### Summaries or graphs?

Herb Edelstein from Two Crows consulting introduced me to this neat example showing how graphs are much more revealing than summary statistics. This is an age-old example by Anscombe (1973). I will show a slightly updated version of Anscombe's example, by Basset et al. (1986):
We have four datasets, each containing 11 pairs of X and Y measurements. All four datasets have the same X variable, and only differ on the Y values.

Here are the summary statistics for each of the four Y variables (A, B, C, D):
 A B C D Average 20.95 20.95 20.95 20.95 Std 1.495794 1.495794 1.495794 1.495794

That's right - the mean and standard deviations are all identical. Now let's go one step further and fit the four simple linear regression models Y= a + bX + noise. Remember, the X is the same in all four datasets. Here is the output for the first dataset:
 Regression Statistics Multiple R 0.620844098 R Square 0.385447394 Adjusted R Square 0.317163771 Standard Error 1.236033081 Observations 11
 Coefficients Standard Error t Stat P-value Intercept 18.43 1.12422813 16.39347 5.2E-08 slope 0.28 0.11785113 2.375879 0.041507

Guess what? The other three regression outputs are identical!

So are the four Y variables identical???

To top it off, Basset included one more dataset that has the exact same summary stats and regression estimates. Here is the scatterplot:

[You can find all the data for both Anscombe's and Basset et al.'s examples here]

### Resources for instructors of data mining courses in b-schools

With the increasing popularity of data mining courses being offered in business schools (at the MBA and undergraduate levels), a growing number of faculty are becoming involved.

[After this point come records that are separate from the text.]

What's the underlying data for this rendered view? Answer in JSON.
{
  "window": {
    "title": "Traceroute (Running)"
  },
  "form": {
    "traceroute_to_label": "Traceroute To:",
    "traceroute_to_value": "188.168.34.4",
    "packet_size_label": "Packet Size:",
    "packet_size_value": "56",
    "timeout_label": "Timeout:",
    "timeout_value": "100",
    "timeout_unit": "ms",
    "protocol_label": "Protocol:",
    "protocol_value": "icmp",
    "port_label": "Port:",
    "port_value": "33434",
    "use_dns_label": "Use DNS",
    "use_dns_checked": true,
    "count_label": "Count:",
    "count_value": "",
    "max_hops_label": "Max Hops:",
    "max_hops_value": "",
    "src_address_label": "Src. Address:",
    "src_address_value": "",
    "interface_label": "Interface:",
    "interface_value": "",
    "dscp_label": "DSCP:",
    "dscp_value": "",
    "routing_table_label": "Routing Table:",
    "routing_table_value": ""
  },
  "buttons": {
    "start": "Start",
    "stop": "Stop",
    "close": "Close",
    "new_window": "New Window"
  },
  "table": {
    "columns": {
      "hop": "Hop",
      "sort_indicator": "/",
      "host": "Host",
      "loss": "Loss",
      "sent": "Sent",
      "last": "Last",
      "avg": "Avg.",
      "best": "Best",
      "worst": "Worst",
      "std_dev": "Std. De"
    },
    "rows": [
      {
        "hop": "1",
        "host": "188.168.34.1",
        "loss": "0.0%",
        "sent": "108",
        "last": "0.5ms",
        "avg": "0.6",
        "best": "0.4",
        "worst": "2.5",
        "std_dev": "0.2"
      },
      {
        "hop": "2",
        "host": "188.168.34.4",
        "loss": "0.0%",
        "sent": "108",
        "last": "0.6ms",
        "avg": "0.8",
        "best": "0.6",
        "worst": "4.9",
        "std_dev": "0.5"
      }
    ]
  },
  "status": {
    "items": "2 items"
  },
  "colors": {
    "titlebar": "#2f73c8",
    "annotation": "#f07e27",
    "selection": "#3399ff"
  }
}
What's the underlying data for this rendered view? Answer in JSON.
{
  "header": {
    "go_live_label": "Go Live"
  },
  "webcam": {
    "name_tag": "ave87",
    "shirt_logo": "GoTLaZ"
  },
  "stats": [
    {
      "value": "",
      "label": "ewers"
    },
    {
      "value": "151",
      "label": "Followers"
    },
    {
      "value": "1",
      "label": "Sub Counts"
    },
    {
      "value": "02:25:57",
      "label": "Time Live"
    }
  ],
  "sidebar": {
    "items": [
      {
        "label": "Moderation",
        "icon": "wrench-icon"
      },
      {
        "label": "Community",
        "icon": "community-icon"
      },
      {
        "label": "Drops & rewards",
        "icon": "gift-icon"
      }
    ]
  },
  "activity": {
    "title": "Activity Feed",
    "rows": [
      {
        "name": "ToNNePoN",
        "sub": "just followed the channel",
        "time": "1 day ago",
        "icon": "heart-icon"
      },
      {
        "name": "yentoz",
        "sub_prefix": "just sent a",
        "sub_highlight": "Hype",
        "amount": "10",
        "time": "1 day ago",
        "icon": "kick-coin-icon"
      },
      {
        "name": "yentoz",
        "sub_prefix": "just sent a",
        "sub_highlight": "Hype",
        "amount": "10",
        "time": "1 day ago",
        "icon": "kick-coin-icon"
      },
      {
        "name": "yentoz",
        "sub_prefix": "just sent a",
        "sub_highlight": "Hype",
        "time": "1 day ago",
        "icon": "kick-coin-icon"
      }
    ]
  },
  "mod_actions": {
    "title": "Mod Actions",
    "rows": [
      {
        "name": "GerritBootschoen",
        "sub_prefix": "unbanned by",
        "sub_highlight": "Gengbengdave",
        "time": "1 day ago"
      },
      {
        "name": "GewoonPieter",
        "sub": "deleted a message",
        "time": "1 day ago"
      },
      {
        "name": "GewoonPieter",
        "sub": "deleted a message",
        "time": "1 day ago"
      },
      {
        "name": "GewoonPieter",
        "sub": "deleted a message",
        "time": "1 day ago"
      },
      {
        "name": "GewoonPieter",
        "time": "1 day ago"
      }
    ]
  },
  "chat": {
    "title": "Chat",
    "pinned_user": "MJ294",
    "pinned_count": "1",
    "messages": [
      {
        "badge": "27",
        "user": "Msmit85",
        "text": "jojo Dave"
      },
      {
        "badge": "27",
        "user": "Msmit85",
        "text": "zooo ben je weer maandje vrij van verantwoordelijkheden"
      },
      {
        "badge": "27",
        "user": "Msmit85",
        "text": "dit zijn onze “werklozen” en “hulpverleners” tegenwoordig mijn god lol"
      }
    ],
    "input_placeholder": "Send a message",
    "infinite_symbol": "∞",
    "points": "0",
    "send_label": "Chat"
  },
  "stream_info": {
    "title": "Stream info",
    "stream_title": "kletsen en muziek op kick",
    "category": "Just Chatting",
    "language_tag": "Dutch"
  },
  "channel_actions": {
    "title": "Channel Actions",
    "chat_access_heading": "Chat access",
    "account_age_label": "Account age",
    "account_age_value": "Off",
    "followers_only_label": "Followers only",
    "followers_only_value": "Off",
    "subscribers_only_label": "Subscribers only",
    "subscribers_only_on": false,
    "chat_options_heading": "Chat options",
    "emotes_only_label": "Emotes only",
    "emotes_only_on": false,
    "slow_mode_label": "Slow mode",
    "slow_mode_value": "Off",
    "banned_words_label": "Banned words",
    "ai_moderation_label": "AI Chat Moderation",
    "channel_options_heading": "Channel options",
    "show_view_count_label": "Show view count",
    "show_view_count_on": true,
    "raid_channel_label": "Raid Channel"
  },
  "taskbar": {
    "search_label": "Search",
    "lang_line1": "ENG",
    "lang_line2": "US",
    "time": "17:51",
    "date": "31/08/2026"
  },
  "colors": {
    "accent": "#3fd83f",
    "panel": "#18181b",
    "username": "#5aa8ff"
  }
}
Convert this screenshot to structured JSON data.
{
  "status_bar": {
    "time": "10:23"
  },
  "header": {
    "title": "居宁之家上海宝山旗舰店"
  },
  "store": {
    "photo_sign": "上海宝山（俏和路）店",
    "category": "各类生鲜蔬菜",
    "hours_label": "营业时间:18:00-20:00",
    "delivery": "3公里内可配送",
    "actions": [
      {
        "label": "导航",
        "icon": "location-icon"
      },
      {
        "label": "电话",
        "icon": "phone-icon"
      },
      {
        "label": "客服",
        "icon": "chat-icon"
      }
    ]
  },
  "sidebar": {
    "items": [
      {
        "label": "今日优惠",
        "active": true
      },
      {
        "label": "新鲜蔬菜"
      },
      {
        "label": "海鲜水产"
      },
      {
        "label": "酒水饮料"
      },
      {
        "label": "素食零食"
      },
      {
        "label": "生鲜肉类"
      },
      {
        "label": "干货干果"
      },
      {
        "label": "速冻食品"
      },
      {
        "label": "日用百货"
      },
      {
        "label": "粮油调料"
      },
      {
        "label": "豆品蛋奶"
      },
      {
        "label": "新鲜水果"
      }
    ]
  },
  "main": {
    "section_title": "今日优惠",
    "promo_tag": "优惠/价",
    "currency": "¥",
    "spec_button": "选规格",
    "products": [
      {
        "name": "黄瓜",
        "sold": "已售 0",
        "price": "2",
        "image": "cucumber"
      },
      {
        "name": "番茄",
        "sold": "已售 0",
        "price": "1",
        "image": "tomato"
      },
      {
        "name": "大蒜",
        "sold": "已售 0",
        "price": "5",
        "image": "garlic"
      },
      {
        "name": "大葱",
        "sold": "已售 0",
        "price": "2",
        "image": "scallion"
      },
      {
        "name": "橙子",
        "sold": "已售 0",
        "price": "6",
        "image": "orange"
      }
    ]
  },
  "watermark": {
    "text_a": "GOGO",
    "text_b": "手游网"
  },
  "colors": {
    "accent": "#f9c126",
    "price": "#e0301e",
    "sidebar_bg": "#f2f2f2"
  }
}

Instructors come from diverse backgrounds: statistics, information systems, machine learning, management science, marketing, and more.

Since our textbook Data Mining for Business Intelligence has been out, I've received requests from many instructors to share materials, information, and other resources. At last, I have launched BZST Teaching, a forum for instructors teaching data mining in b-schools. The forum is open only to instructors and a host of materials and communication options are available. It is founded on the idea of sharing with the expectation that members will contribute to the pool.